▸ **Problem description**
Your output must match the records exactly, line for line.

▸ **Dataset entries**
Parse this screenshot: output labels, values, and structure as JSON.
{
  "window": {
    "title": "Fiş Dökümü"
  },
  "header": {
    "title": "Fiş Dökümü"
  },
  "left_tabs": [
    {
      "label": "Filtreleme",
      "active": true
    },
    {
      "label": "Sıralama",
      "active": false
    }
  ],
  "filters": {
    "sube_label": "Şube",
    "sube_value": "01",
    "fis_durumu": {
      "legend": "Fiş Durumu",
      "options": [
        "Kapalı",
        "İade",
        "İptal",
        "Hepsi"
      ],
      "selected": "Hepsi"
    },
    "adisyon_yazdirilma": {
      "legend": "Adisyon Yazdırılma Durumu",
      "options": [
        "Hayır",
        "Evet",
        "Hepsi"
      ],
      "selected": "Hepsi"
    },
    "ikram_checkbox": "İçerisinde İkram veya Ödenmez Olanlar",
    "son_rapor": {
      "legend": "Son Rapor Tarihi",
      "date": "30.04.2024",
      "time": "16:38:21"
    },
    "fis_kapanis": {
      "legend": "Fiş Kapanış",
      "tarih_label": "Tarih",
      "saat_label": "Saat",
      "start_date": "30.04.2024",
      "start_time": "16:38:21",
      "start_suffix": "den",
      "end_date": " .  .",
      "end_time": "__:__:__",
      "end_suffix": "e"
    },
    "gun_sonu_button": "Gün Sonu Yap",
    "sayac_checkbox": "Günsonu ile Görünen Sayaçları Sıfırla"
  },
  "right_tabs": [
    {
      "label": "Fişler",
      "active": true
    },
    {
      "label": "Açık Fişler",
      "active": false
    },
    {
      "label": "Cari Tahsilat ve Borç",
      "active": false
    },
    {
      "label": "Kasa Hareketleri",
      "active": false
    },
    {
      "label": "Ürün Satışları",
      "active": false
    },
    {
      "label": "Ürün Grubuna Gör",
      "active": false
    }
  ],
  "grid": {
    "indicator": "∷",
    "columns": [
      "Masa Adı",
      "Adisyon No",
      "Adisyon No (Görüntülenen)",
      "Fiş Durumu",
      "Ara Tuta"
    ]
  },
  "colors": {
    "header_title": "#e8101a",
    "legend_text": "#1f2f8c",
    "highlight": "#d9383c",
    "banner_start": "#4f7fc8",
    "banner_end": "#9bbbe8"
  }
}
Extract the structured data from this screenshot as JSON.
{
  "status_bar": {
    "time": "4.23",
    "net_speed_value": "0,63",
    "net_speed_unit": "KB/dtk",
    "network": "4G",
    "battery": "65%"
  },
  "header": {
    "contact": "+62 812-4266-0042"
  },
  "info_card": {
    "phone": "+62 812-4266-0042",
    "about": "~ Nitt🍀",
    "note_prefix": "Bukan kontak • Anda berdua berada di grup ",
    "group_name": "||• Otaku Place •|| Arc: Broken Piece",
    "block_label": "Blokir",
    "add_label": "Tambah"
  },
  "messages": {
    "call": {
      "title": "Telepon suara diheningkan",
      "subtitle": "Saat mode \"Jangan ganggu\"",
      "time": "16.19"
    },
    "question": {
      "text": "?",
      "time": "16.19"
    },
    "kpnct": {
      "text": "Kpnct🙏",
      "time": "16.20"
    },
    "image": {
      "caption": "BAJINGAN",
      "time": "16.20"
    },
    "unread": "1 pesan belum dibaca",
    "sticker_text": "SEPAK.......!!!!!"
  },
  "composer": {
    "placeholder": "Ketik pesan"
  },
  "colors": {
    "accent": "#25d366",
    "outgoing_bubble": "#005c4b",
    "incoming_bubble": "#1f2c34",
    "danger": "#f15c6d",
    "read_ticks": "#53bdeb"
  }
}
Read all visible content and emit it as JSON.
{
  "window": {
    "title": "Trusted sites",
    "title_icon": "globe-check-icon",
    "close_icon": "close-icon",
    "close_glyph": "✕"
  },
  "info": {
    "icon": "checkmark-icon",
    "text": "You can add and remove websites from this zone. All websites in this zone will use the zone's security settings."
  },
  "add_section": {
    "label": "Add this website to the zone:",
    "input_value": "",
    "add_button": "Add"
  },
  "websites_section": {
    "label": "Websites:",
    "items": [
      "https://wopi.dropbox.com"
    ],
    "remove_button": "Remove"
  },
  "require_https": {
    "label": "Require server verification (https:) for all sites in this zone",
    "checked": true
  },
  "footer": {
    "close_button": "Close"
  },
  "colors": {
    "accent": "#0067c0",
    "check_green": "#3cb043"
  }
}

▸ **Answer to this exercise**
Parse this screenshot: output labels, values, and structure as JSON.
{
  "window": {
    "title": "Fiş Dökümü"
  },
  "header": {
    "title": "Fiş Dökümü"
  },
  "left_tabs": [
    {
      "label": "Filtreleme",
      "active": true
    },
    {
      "label": "Sıralama",
      "active": false
    }
  ],
  "filters": {
    "sube_label": "Şube",
    "sube_value": "01",
    "fis_durumu": {
      "legend": "Fiş Durumu",
      "options": [
        "Kapalı",
        "İade",
        "İptal",
        "Hepsi"
      ],
      "selected": "Hepsi"
    },
    "adisyon_yazdirilma": {
      "legend": "Adisyon Yazdırılma Durumu",
      "options": [
        "Hayır",
        "Evet",
        "Hepsi"
      ],
      "selected": "Hepsi"
    },
    "ikram_checkbox": "İçerisinde İkram veya Ödenmez Olanlar",
    "son_rapor": {
      "legend": "Son Rapor Tarihi",
      "date": "30.04.2024",
      "time": "16:38:21"
    },
    "fis_kapanis": {
      "legend": "Fiş Kapanış",
      "tarih_label": "Tarih",
      "saat_label": "Saat",
      "start_date": "30.04.2024",
      "start_time": "16:38:21",
      "start_suffix": "den",
      "end_date": " .  .",
      "end_time": "__:__:__",
      "end_suffix": "e"
    },
    "gun_sonu_button": "Gün Sonu Yap",
    "sayac_checkbox": "Günsonu ile Görünen Sayaçları Sıfırla"
  },
  "right_tabs": [
    {
      "label": "Fişler",
      "active": true
    },
    {
      "label": "Açık Fişler",
      "active": false
    },
    {
      "label": "Cari Tahsilat ve Borç",
      "active": false
    },
    {
      "label": "Kasa Hareketleri",
      "active": false
    },
    {
      "label": "Ürün Satışları",
      "active": false
    },
    {
      "label": "Ürün Grubuna Gör",
      "active": false
    }
  ],
  "grid": {
    "indicator": "∷",
    "columns": [
      "Masa Adı",
      "Adisyon No",
      "Adisyon No (Görüntülenen)",
      "Fiş Durumu",
      "Ara Tuta"
    ]
  },
  "colors": {
    "header_title": "#e8101a",
    "legend_text": "#1f2f8c",
    "highlight": "#d9383c",
    "banner_start": "#4f7fc8",
    "banner_end": "#9bbbe8"
  }
}
Extract the structured data from this screenshot as JSON.
{
  "status_bar": {
    "time": "4.23",
    "net_speed_value": "0,63",
    "net_speed_unit": "KB/dtk",
    "network": "4G",
    "battery": "65%"
  },
  "header": {
    "contact": "+62 812-4266-0042"
  },
  "info_card": {
    "phone": "+62 812-4266-0042",
    "about": "~ Nitt🍀",
    "note_prefix": "Bukan kontak • Anda berdua berada di grup ",
    "group_name": "||• Otaku Place •|| Arc: Broken Piece",
    "block_label": "Blokir",
    "add_label": "Tambah"
  },
  "messages": {
    "call": {
      "title": "Telepon suara diheningkan",
      "subtitle": "Saat mode \"Jangan ganggu\"",
      "time": "16.19"
    },
    "question": {
      "text": "?",
      "time": "16.19"
    },
    "kpnct": {
      "text": "Kpnct🙏",
      "time": "16.20"
    },
    "image": {
      "caption": "BAJINGAN",
      "time": "16.20"
    },
    "unread": "1 pesan belum dibaca",
    "sticker_text": "SEPAK.......!!!!!"
  },
  "composer": {
    "placeholder": "Ketik pesan"
  },
  "colors": {
    "accent": "#25d366",
    "outgoing_bubble": "#005c4b",
    "incoming_bubble": "#1f2c34",
    "danger": "#f15c6d",
    "read_ticks": "#53bdeb"
  }
}
Read all visible content and emit it as JSON.
{
  "window": {
    "title": "Trusted sites",
    "title_icon": "globe-check-icon",
    "close_icon": "close-icon",
    "close_glyph": "✕"
  },
  "info": {
    "icon": "checkmark-icon",
    "text": "You can add and remove websites from this zone. All websites in this zone will use the zone's security settings."
  },
  "add_section": {
    "label": "Add this website to the zone:",
    "input_value": "",
    "add_button": "Add"
  },
  "websites_section": {
    "label": "Websites:",
    "items": [
      "https://wopi.dropbox.com"
    ],
    "remove_button": "Remove"
  },
  "require_https": {
    "label": "Require server verification (https:) for all sites in this zone",
    "checked": true
  },
  "footer": {
    "close_button": "Close"
  },
  "colors": {
    "accent": "#0067c0",
    "check_green": "#3cb043"
  }
}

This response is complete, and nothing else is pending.